Directions:
Where the string "data" occurs in a line of the entries below, copy that line.

***** Record excerpts

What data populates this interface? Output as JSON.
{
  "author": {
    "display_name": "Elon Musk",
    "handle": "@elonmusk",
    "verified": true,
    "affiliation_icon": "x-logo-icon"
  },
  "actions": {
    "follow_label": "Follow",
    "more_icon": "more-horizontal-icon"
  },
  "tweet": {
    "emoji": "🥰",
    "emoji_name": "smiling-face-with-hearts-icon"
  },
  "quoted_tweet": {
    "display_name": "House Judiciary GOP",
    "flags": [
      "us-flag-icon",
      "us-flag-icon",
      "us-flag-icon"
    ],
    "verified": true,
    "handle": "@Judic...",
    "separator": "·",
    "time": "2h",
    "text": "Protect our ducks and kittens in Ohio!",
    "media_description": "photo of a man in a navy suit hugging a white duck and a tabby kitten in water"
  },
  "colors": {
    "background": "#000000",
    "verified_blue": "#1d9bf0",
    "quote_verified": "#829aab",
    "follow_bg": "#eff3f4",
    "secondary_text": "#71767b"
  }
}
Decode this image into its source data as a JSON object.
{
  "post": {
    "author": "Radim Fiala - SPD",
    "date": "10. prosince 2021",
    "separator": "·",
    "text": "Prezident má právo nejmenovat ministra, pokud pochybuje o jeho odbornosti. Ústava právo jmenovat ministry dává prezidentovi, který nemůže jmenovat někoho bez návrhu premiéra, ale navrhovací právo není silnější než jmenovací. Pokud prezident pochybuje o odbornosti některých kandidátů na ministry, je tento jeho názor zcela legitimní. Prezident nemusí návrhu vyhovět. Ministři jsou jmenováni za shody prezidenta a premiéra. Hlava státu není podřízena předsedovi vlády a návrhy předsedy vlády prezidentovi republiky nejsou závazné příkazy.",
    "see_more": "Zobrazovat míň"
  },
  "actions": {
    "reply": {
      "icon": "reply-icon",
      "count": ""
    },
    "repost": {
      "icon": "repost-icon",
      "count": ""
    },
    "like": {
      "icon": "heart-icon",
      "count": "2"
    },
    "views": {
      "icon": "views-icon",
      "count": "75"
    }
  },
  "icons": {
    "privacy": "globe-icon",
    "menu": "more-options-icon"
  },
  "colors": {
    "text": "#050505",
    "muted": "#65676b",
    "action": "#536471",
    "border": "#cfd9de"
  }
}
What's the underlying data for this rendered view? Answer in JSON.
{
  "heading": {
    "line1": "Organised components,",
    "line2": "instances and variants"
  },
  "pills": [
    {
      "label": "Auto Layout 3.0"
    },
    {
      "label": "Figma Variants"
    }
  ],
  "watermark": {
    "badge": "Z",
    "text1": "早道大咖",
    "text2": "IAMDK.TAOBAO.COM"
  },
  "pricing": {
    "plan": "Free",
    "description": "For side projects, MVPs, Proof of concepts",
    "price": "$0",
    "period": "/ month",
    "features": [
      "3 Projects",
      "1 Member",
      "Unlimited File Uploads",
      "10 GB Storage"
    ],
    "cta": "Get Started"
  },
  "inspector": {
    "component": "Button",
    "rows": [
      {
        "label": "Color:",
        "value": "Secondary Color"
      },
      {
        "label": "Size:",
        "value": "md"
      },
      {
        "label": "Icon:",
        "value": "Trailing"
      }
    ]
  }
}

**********

Reply to the task:
What data populates this interface? Output as JSON.
Decode this image into its source data as a JSON object.
What's the underlying data for this rendered view? Answer in JSON.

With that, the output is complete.